"THE LOVERS ON the Bridge," an extraordinary movie by Leos Carax, slipped into the Cineplex Odeon Inner Circle last week without warning or fanfare. It was a surprise to almost everyone, even its own distributor.
A spokeswoman for Miramax Pictures, which distributes the movie, explained to me that thiswas "a simple case of human error," rather than evidence of any negative attitude toward the movie.
They love the movie, which was made in 1991. Someone booked the film into the theater without telling others in the company. A ball was dropped. Catch-up advertising is on the way. End of story! Also, I'm told, this movie will open at the repertorial Cinema Arts in Fairfax on Sept. 24. So let's remove this inadvertent pall of obscurity and give the picture its due.
Juliette Binoche plays a homeless painter named Michele who sets up camp on the Pont-Neuf, which has been closed for repairs. She meets Alex (Denis Lavant), an intense, mercurial vagrant who ekes out a living by performing fire-breathing tricks. He's heavily dependent on cheap wine and sedatives, which he gets from his bearded, cantankerous partner, Hans (Klaus-Michael Gruber). Michele's fleeing an upper middle-class life and a romantic relationship that went sour.
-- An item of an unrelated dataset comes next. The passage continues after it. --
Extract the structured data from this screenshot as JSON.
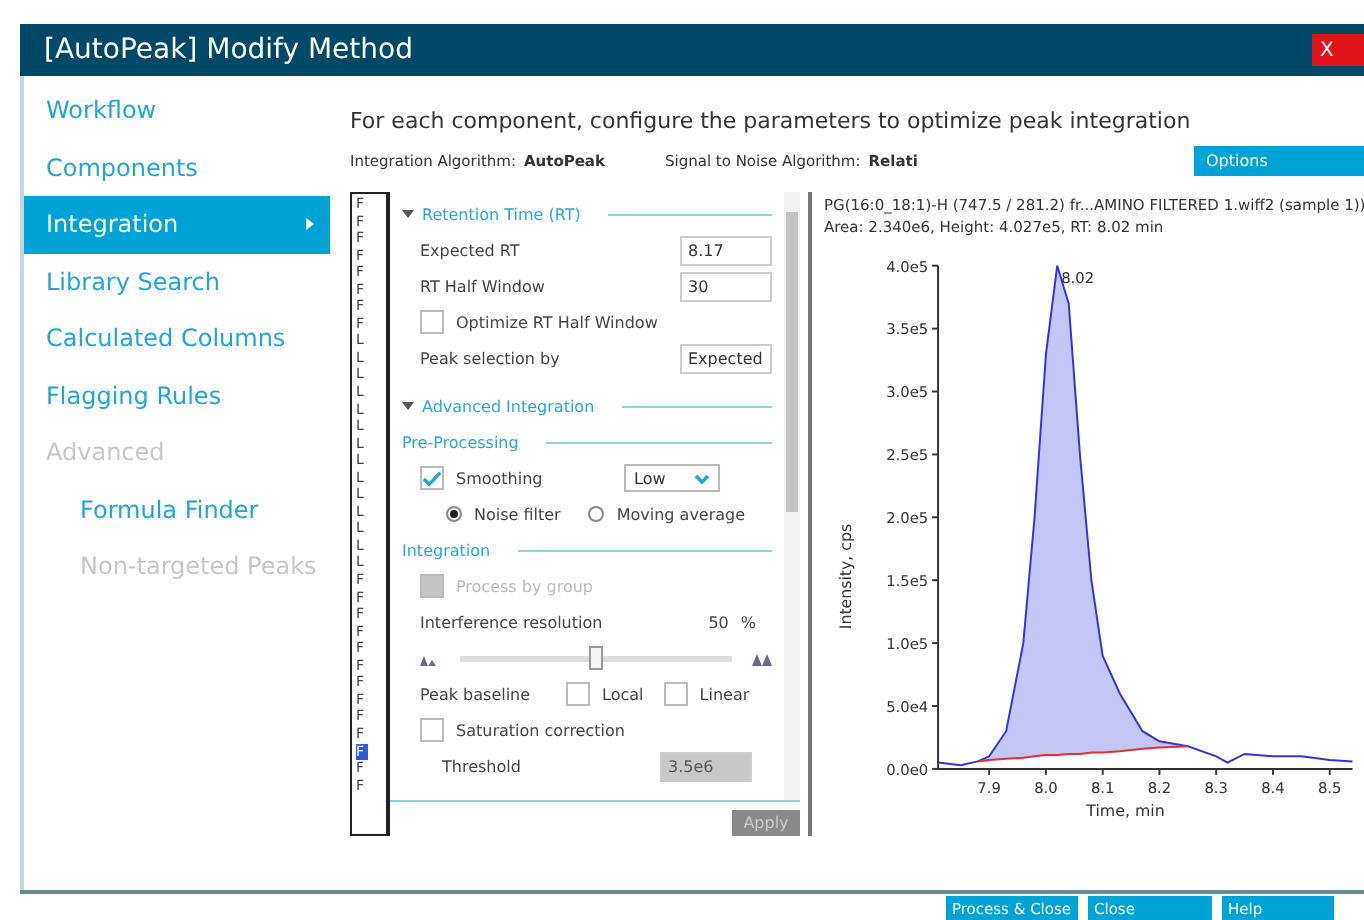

She's also rapidly losing her sight thanks to a degenerative eye disease.
Michele and Alex start a tentative friendship, based at first on wine-fueled loneliness and desperation. Then, little by little, as the trust grows between them, their bond becomes stronger and more surreal.
Michele's eyesight worsens, which makes her even more dependent on Alex. He also needs her. So when he sees Michele's picture posted by her estranged family around the city, imploring her to get treatment for her easily curable affliction, he destroys the posters, petrified he will lose his lover if she leaves.
Writer-director Carax's movie may not be for everyone. Its documentary-like depiction of homelessness pulls no punches. And Binoche reduces her delicate beauty to a sort of icky griminess. The story also has a few long-winded passages, which may leave some audiences gasping for air.
But the movie is so inspired and original, I think cinephiles will respond positively -- especially in the movie's fireworks sequences. Paris happens to be celebrating a bicentennial at the time, so the couple uses the pyrotechnic display literally as a romantic backdrop. The movie soars from gritty street realism to heady Hollywood musical, as they glide and dance on the bridge attended by an amazing light show. Alex also appropriates a speedboat and takes Michele water-skiing along the Seine as fireworks light up the waterway.
Was the boat scene real or imagined? It doesn't matter. The love between them is the working reality, and it's a blissful alternative to the miserable existence we've vicariously endured so far. Carax keeps us guessing throughout this movie. We simply have no idea where things are going. And in this kind of film, that's an experience worth toasting.
THE LOVERS ON THE BRIDGE (R, 120 minutes) -- In French with subtitles. Contains depressing conditions of homelessness, nudity, physical assault and sex scenes. At the Cineplex Odeon Inner Circle.